▶ Exercise directions: Below are some records; copy each line in them that contains "Total".

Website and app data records

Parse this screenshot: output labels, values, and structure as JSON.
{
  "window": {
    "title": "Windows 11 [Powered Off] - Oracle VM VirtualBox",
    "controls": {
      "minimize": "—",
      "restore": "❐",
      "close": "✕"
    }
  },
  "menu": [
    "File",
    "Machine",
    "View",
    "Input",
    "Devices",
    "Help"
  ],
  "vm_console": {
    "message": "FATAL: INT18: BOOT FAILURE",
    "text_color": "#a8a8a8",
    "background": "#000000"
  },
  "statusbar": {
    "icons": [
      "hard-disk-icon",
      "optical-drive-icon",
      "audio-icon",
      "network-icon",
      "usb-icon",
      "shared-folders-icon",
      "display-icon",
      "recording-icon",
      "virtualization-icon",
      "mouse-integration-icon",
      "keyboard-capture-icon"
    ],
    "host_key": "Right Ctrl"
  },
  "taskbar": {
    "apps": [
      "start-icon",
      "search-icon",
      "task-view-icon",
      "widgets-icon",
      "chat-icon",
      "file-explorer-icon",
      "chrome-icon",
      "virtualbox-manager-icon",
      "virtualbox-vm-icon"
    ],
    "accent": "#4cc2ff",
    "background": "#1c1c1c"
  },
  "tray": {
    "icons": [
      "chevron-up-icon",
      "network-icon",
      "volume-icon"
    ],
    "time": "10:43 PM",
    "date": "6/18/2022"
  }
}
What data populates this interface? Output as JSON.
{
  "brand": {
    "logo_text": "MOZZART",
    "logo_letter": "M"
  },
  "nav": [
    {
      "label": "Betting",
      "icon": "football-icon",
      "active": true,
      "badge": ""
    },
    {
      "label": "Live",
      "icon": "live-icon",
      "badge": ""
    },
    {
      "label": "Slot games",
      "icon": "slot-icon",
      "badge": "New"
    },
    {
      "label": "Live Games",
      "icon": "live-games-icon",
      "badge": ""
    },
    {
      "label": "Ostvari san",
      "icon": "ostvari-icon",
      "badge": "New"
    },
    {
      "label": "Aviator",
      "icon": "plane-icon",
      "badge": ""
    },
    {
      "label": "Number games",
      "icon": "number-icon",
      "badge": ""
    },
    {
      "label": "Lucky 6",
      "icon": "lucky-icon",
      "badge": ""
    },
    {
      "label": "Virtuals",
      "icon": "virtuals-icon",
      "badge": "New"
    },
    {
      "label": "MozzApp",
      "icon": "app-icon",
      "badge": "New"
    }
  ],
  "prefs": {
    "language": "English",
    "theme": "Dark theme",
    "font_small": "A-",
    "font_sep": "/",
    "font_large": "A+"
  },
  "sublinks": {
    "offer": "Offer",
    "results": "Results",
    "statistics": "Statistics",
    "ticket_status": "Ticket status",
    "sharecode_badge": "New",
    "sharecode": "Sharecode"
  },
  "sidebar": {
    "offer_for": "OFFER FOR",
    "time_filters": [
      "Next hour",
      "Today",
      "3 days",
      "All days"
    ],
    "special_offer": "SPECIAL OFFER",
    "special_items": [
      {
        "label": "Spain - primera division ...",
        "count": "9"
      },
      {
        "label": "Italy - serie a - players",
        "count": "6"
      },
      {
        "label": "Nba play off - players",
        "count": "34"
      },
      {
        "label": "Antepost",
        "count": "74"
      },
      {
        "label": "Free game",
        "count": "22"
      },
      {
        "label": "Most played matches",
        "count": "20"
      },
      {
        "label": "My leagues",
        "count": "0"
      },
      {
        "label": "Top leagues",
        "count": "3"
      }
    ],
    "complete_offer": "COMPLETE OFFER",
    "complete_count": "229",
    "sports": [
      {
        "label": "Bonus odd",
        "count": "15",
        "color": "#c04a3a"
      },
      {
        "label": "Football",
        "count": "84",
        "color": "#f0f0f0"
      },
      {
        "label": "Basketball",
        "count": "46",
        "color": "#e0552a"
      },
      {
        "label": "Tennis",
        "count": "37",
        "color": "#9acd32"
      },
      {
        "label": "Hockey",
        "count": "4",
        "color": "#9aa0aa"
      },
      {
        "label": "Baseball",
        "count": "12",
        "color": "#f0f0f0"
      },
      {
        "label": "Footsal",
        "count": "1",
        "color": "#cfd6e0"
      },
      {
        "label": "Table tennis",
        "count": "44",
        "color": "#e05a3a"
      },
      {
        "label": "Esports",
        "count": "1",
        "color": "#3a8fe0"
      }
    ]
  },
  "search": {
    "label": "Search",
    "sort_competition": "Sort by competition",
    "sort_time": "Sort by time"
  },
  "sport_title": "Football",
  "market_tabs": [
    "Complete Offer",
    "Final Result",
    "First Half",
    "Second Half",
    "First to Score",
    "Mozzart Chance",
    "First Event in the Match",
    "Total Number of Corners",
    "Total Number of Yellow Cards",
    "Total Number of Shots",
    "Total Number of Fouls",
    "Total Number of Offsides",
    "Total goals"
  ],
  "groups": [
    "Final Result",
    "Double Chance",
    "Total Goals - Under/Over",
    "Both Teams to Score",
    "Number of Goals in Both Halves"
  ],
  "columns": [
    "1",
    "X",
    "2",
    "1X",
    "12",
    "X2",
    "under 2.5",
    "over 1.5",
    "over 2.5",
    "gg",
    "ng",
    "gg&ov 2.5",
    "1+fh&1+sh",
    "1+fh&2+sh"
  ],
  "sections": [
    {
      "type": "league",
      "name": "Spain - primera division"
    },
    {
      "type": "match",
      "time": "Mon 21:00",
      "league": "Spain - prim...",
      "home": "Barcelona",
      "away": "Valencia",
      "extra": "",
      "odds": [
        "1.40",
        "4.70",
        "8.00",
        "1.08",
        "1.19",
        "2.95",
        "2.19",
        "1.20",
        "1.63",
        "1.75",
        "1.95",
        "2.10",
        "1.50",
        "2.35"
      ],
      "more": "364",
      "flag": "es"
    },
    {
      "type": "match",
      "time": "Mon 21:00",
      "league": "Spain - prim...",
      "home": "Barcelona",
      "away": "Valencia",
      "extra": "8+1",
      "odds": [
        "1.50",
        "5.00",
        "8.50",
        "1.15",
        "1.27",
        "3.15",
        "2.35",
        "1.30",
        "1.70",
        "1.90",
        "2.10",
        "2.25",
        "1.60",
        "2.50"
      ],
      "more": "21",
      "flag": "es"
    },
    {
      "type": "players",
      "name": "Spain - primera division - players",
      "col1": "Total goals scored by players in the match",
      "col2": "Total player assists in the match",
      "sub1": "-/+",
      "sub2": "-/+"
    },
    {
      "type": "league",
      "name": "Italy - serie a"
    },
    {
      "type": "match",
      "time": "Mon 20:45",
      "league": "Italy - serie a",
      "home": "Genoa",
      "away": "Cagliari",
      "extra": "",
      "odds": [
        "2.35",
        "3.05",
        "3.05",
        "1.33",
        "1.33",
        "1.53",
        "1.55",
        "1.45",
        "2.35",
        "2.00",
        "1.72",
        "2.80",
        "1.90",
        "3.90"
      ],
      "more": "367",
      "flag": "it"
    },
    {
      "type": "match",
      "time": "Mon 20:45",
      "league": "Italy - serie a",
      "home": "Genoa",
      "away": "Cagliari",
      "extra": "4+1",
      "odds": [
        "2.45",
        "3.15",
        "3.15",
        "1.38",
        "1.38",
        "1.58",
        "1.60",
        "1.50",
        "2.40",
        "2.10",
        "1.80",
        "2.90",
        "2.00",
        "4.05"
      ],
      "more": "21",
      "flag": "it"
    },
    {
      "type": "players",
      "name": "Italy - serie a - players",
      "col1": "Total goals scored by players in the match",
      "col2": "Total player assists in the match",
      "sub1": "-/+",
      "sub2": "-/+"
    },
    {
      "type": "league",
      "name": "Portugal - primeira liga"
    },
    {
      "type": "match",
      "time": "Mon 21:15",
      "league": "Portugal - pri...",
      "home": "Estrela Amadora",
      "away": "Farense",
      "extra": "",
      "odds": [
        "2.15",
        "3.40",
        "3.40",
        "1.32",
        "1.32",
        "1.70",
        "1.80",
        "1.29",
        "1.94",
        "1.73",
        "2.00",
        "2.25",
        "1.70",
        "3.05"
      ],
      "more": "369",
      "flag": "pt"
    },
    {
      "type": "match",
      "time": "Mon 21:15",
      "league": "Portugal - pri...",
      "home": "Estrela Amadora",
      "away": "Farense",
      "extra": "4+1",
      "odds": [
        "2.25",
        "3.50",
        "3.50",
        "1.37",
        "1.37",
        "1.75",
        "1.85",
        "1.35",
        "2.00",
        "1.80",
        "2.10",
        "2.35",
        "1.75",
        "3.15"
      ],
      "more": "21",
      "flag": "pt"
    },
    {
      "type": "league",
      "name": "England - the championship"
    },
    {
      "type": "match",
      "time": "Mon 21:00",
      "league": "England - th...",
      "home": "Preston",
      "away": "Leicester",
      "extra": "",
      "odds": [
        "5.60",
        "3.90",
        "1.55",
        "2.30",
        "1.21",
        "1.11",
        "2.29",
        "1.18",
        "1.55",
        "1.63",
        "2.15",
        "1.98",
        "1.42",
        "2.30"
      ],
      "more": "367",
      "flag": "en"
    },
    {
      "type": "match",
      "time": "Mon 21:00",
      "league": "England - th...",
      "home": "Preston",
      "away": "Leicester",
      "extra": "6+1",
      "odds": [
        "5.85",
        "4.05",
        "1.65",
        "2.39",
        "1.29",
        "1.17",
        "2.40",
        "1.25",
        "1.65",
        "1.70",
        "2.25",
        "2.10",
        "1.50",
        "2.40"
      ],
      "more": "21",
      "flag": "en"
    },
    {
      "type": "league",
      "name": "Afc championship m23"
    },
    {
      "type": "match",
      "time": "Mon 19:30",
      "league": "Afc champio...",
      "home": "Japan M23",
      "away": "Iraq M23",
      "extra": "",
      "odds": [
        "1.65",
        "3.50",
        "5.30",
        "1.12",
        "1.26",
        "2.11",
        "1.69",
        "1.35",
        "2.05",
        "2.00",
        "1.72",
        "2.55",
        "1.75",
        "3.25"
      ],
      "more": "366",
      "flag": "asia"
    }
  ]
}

▶ Exercise result:
    "Total Number of Corners",
    "Total Number of Yellow Cards",
    "Total Number of Shots",
    "Total Number of Fouls",
    "Total Number of Offsides",
    "Total goals"
    "Total Goals - Under/Over",
      "col1": "Total goals scored by players in the match",
      "col2": "Total player assists in the match",
      "col1": "Total goals scored by players in the match",
      "col2": "Total player assists in the match",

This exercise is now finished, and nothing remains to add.